Anna Chromy has a passionate and sensitive personality, which allows her to be always in an enthusiastic and exciting creative mood, while being innocent to the world. Therefore, her works can transcend the constrictions of the secular world, while remaining romantic and philosophic and also containing her religious sentiments.

Living in the sunshine of Monaco on the shores of the Mediterranean, Anna Chromy admires the great artists of ancient Greece and ancient Rome as well as masters like Michelangelo and Bernini. She worships the light and heat radiated from the stones; she leverages the power of modeling and design to capture and solidify that eternal energy, creating a soul from the stone. In this way, she makes a connection between her art and that ancient great era of humanity.

I praise Anna Chromy, not only because she inherited the Western civilization through the art of sculpture and painting, but also she has sought “the beacon of humanity” in the mercy of Confucius. In this way, I understand her particular affection for China.

Anna Chromy and I have become good friends that talk about the deepest thoughts in our mind. She actively engaged in China’s city sculpture development. She had created for the Science City in Guangzhou a “Galileo Galilei” sculpture of distinctive style and modeling, devoted ideas to the Nanjing Youth Olympic Games sculpture community, etc.

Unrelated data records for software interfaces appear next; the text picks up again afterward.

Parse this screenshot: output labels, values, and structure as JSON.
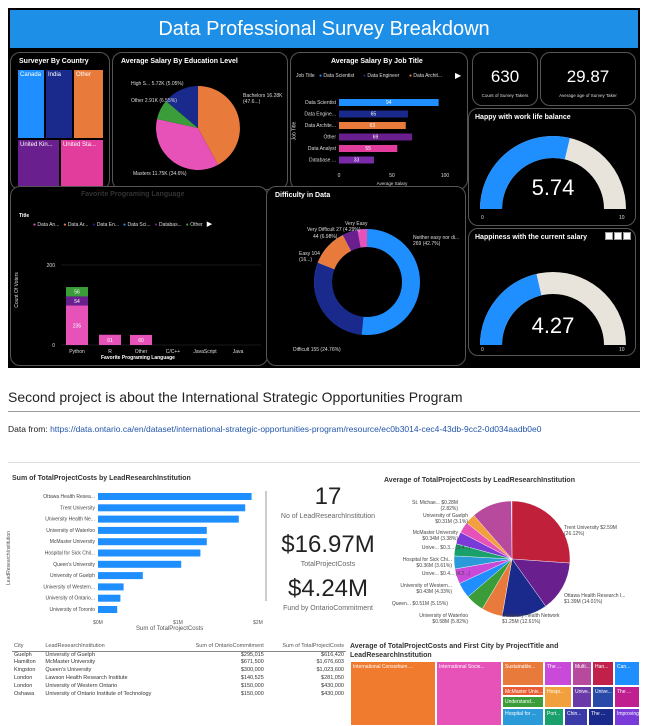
{
  "dashboard1": {
    "title": "Data Professional Survey Breakdown",
    "country": {
      "title": "Surveyer By Country",
      "cells": [
        {
          "label": "Canada",
          "color": "#1f8fff"
        },
        {
          "label": "India",
          "color": "#1a2a8c"
        },
        {
          "label": "Other",
          "color": "#e87a3c"
        },
        {
          "label": "United Kin...",
          "color": "#6a1f8e"
        },
        {
          "label": "United Sta...",
          "color": "#e23d9d"
        }
      ]
    },
    "education": {
      "title": "Average Salary By Education Level",
      "labels": [
        "High S... 5.72K (5.05%)",
        "Other 2.91K (6.55%)",
        "Bachelors 16.28K (47.6...)",
        "Masters 11.75K (34.6%)"
      ]
    },
    "job": {
      "title": "Average Salary By Job Title",
      "legend_title": "Job Title",
      "legend": [
        "Data Scientist",
        "Data Engineer",
        "Data Archit..."
      ],
      "rows": [
        {
          "label": "Data Scientist",
          "value": 94,
          "color": "#1f8fff"
        },
        {
          "label": "Data Engine...",
          "value": 65,
          "color": "#1a2a8c"
        },
        {
          "label": "Data Archite...",
          "value": 63,
          "color": "#e87a3c"
        },
        {
          "label": "Other",
          "value": 69,
          "color": "#6a1f8e"
        },
        {
          "label": "Data Analyst",
          "value": 55,
          "color": "#e23d9d"
        },
        {
          "label": "Database ...",
          "value": 33,
          "color": "#7a2aa8"
        }
      ],
      "ticks": [
        "0",
        "50",
        "100"
      ],
      "xlabel": "Average Salary",
      "ylabel": "Job Title"
    },
    "kpi1": {
      "value": "630",
      "label": "Count of Survey Takers"
    },
    "kpi2": {
      "value": "29.87",
      "label": "Average age of Survey Taker"
    },
    "gauge1": {
      "title": "Happy with work life balance",
      "value": "5.74",
      "min": "0",
      "max": "10",
      "fraction": 0.574
    },
    "gauge2": {
      "title": "Happiness with the current salary",
      "value": "4.27",
      "min": "0",
      "max": "10",
      "fraction": 0.427
    },
    "language": {
      "title": "Favorite Programing Language",
      "legend_title": "Title",
      "legend": [
        "Data An...",
        "Data Ar...",
        "Data En...",
        "Data Sci...",
        "Databas...",
        "Other"
      ],
      "categories": [
        "Python",
        "R",
        "Other",
        "C/C++",
        "JavaScript",
        "Java"
      ],
      "stack_values": {
        "python": [
          235,
          54,
          56
        ],
        "r": [
          61
        ],
        "other": [
          60
        ]
      },
      "labels": [
        "235",
        "54",
        "56",
        "61",
        "60"
      ],
      "yticks": [
        "400",
        "200",
        "0"
      ],
      "xlabel": "Favorite Programing Language",
      "ylabel": "Count Of Voters"
    },
    "difficulty": {
      "title": "Difficulty in Data",
      "labels": [
        "Very Easy",
        "Very Difficult 27 (4.29%)",
        "44 (6.98%)",
        "Easy 104 (16...)",
        "Neither easy nor di... 269 (42.7%)",
        "Difficult 155 (24.76%)"
      ]
    }
  },
  "section": {
    "heading": "Second project is about the International Strategic Opportunities Program",
    "data_from": "Data from:",
    "link": "https://data.ontario.ca/en/dataset/international-strategic-opportunities-program/resource/ec0b3014-cec4-43db-9cc2-0d034aadb0e0"
  },
  "dashboard2": {
    "bar_title": "Sum of TotalProjectCosts by LeadResearchInstitution",
    "bar_xlabel": "Sum of TotalProjectCosts",
    "bar_ylabel": "LeadResearchInstitution",
    "bar_ticks": [
      "$0M",
      "$1M",
      "$2M"
    ],
    "bars": [
      {
        "label": "Ottawa Health Resea...",
        "value": 2.4
      },
      {
        "label": "Trent University",
        "value": 2.3
      },
      {
        "label": "University Health Ne...",
        "value": 2.2
      },
      {
        "label": "University of Waterloo",
        "value": 1.7
      },
      {
        "label": "McMaster University",
        "value": 1.7
      },
      {
        "label": "Hospital for Sick Chil...",
        "value": 1.6
      },
      {
        "label": "Queen's University",
        "value": 1.3
      },
      {
        "label": "University of Guelph",
        "value": 0.7
      },
      {
        "label": "University of Western...",
        "value": 0.4
      },
      {
        "label": "University of Ontario...",
        "value": 0.35
      },
      {
        "label": "University of Toronto",
        "value": 0.3
      }
    ],
    "kpi_count": {
      "value": "17",
      "label": "No of LeadResearchInstitution"
    },
    "kpi_total": {
      "value": "$16.97M",
      "label": "TotalProjectCosts"
    },
    "kpi_fund": {
      "value": "$4.24M",
      "label": "Fund by OntarioCommitment"
    },
    "pie_title": "Average of TotalProjectCosts by LeadResearchInstitution",
    "pie_labels": [
      "St. Michae... $0.28M (2.82%)",
      "University of Guelph $0.31M (3.1%)",
      "McMaster University $0.34M (3.38%)",
      "Unive... $0.3... (3.4...)",
      "Hospital for Sick Chi... $0.36M (3.61%)",
      "Unive... $0.4... (4.2...)",
      "University of Western... $0.43M (4.33%)",
      "Queen... $0.51M (5.15%)",
      "University of Waterloo $0.58M (5.82%)",
      "Trent University $2.59M (26.12%)",
      "Ottawa Health Research I... $1.39M (14.01%)",
      "University Health Network $1.25M (12.61%)"
    ],
    "table": {
      "headers": [
        "City",
        "LeadResearchInstitution",
        "Sum of OntarioCommitment",
        "Sum of TotalProjectCosts"
      ],
      "rows": [
        [
          "Guelph",
          "University of Guelph",
          "$295,015",
          "$616,420"
        ],
        [
          "Hamilton",
          "McMaster University",
          "$671,500",
          "$1,676,603"
        ],
        [
          "Kingston",
          "Queen's University",
          "$300,000",
          "$1,023,600"
        ],
        [
          "London",
          "Lawson Health Research Institute",
          "$140,525",
          "$281,050"
        ],
        [
          "London",
          "University of Western Ontario",
          "$150,000",
          "$430,000"
        ],
        [
          "Oshawa",
          "University of Ontario Institute of Technology",
          "$150,000",
          "$430,000"
        ]
      ]
    },
    "treemap_title": "Average of TotalProjectCosts and First City by ProjectTitle and LeadResearchInstitution",
    "treemap": [
      {
        "label": "International Consortium ...",
        "color": "#f07b2f"
      },
      {
        "label": "International Socie...",
        "color": "#e752b9"
      },
      {
        "label": "Sustainable...",
        "color": "#e87a3c"
      },
      {
        "label": "The ...",
        "color": "#c94ad8"
      },
      {
        "label": "Multi...",
        "color": "#b84a9e"
      },
      {
        "label": "Han...",
        "color": "#c0204a"
      },
      {
        "label": "Can...",
        "color": "#1f8fff"
      },
      {
        "label": "McMaster Univ...",
        "color": "#e85d33"
      },
      {
        "label": "Understand...",
        "color": "#3a9d3a"
      },
      {
        "label": "Hospi...",
        "color": "#f29f3e"
      },
      {
        "label": "Unive...",
        "color": "#6a3aa8"
      },
      {
        "label": "Unive...",
        "color": "#2a4aa8"
      },
      {
        "label": "Hospital for ...",
        "color": "#2a9ad8"
      },
      {
        "label": "Port...",
        "color": "#1aa06a"
      },
      {
        "label": "Chin...",
        "color": "#3a3aa8"
      },
      {
        "label": "The ...",
        "color": "#1a2a8c"
      },
      {
        "label": "The ...",
        "color": "#c01f8f"
      },
      {
        "label": "Improving ...",
        "color": "#7a3ad8"
      }
    ]
  }
}
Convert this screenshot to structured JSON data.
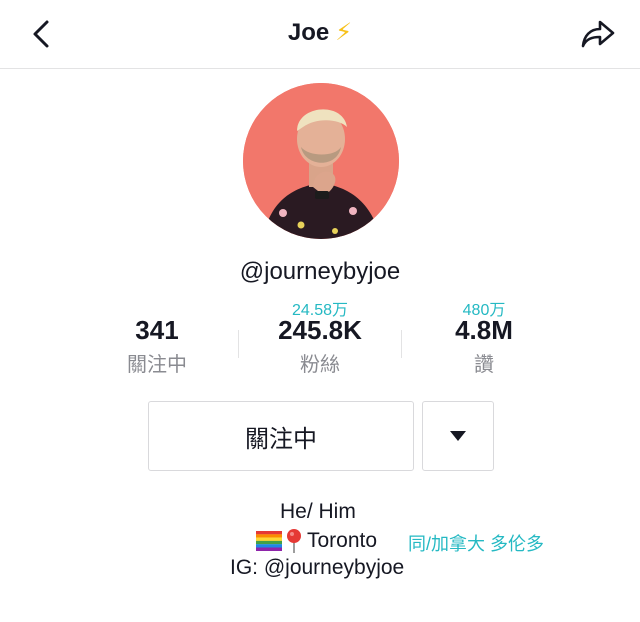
{
  "header": {
    "title": "Joe",
    "title_emoji": "⚡",
    "back_icon": "chevron-left-icon",
    "share_icon": "share-arrow-icon"
  },
  "profile": {
    "username": "@journeybyjoe"
  },
  "stats": [
    {
      "hint": "",
      "value": "341",
      "label": "關注中"
    },
    {
      "hint": "24.58万",
      "value": "245.8K",
      "label": "粉絲"
    },
    {
      "hint": "480万",
      "value": "4.8M",
      "label": "讚"
    }
  ],
  "actions": {
    "follow_label": "關注中",
    "dropdown_icon": "caret-down-icon"
  },
  "bio": {
    "line1": "He/ Him",
    "line2_text": "Toronto",
    "line2_icons": [
      "rainbow-flag-icon",
      "map-pin-icon"
    ],
    "translation": "同/加拿大 多伦多",
    "line3": "IG: @journeybyjoe"
  },
  "colors": {
    "accent": "#25b9c3",
    "text": "#161823",
    "secondary": "#8a8b91",
    "avatar_bg": "#f2776b"
  }
}
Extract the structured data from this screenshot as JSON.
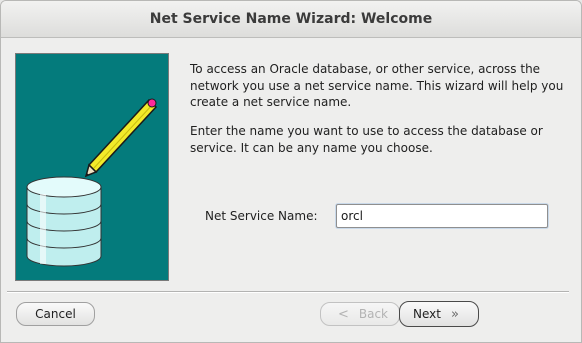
{
  "window": {
    "title": "Net Service Name Wizard: Welcome"
  },
  "intro": {
    "paragraph1": "To access an Oracle database, or other service, across the\nnetwork you use a net service name.  This wizard will help you\ncreate a net service name.",
    "paragraph2": "Enter the name you want to use to access the database or\nservice.  It can be any name you choose."
  },
  "form": {
    "net_service_name_label": "Net Service Name:",
    "net_service_name_value": "orcl"
  },
  "buttons": {
    "cancel": "Cancel",
    "back": "Back",
    "back_glyph": "<",
    "next": "Next",
    "next_glyph": "»"
  },
  "icons": {
    "art": "database-pencil-illustration"
  },
  "colors": {
    "art_background": "#047b7c",
    "pencil_body": "#f2ea2a",
    "pencil_tip": "#ff2a9a",
    "database": "#bfeeee"
  }
}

She loves the Eastern nations ceremonies, and the Eastern philosophical realm including Lao-tzu’s views concerning man and nature as well as Confucius’ ethic views, she has found inspirations, which in her own words “get energy on a particular aspect of conscience.”

We cannot simply use such conceptual words like so-called “integration of Chinese and Western” to define and identify an artist in theory, because in today’s changing artistic theories the boundaries of various concepts are not clear. If I have to explain Anna Chromy’s work in a theoretical way, I think her art is a research on the matter of life and death and about the quest for the ultimate value of life. This approach is exactly her motivation for seeking close friends in China.

Curator of the National Art Museum of China
Wu Weishan
September 2015